Benjamin Leatherman is a staff writer at Phoenix New Times. He covers local nightlife, music, culture, geekery, and fringe pursuits.
Chris Malloy, former food editor and current food critic at Phoenix New Times, has written for various local and national outlets. He has scrubbed pots in a restaurant kitchen, earned graduate credit for a class about cheese, harvested garlic in Le Marche, and rolled pastas like cappellacci stuffed with chicken liver. He writes reviews but also narrative stories on the food world's margins.
Contact: Chris Malloy
Dillon Rosenblatt was the social media editor at Phoenix New Times from 2016 to 2018. Originally from New Jersey, he is a graduate of Arizona State University's Walter Cronkite School of Journalism and Mass Communication.
Michael runs the Sci-Fridays Book Club at the Poisoned Pen, and volunteers at local pop-culture conventions. He can be found at the occasional prog-rock concert.
Contact: Michael Senft
Lynn Trimble is an award-winning freelance writer and photographer specializing in arts and culture, including visual and performing arts
Contact: Lynn Trimble
Stuart Warner is editor of New Times. He has been a journalist since the stoned ages of 1969, playing a major role on teams that won three Pulitzer Prizes. He is also the author of the biography JOCK: A Coach's Story.
Contact: Stuart Warner

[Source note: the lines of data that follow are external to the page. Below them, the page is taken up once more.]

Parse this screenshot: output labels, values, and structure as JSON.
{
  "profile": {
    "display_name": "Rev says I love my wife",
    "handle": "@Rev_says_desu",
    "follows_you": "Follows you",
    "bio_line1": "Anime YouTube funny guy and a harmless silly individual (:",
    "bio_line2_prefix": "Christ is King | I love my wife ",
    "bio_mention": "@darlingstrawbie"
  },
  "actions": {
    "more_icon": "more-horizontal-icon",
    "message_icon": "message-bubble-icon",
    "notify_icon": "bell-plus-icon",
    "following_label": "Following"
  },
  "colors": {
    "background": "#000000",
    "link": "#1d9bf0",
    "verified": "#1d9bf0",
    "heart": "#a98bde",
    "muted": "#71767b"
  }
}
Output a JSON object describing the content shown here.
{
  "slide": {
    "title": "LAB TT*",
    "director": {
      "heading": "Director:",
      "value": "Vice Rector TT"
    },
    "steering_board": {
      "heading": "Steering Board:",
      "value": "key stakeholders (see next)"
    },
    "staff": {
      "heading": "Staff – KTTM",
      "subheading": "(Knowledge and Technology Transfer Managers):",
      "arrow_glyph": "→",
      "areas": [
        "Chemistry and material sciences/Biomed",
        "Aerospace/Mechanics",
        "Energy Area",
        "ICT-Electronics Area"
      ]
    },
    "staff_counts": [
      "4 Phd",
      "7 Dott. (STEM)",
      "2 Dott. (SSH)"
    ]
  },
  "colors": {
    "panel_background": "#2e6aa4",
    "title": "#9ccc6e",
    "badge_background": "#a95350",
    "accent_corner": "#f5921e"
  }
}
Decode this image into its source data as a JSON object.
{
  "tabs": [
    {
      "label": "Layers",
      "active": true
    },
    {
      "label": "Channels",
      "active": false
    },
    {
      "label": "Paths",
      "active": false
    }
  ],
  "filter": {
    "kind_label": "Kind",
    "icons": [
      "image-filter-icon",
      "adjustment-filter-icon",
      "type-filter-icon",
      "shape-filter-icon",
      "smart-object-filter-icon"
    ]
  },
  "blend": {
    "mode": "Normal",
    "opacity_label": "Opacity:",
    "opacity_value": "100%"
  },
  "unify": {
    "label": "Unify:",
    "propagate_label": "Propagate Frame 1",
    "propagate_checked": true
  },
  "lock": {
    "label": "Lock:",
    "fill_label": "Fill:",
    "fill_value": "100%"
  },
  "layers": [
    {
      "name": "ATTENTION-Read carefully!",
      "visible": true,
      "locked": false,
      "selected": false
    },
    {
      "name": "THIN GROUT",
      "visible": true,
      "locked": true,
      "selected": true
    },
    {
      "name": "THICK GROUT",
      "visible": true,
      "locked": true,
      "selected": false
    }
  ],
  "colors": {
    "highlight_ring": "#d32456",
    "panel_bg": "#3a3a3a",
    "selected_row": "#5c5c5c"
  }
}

Amy Young is an arts and culture writer who also spends time curating arts-related exhibits and events, and playing drums in local bands French Girls and Sturdy Ladies.
Contact: Amy Young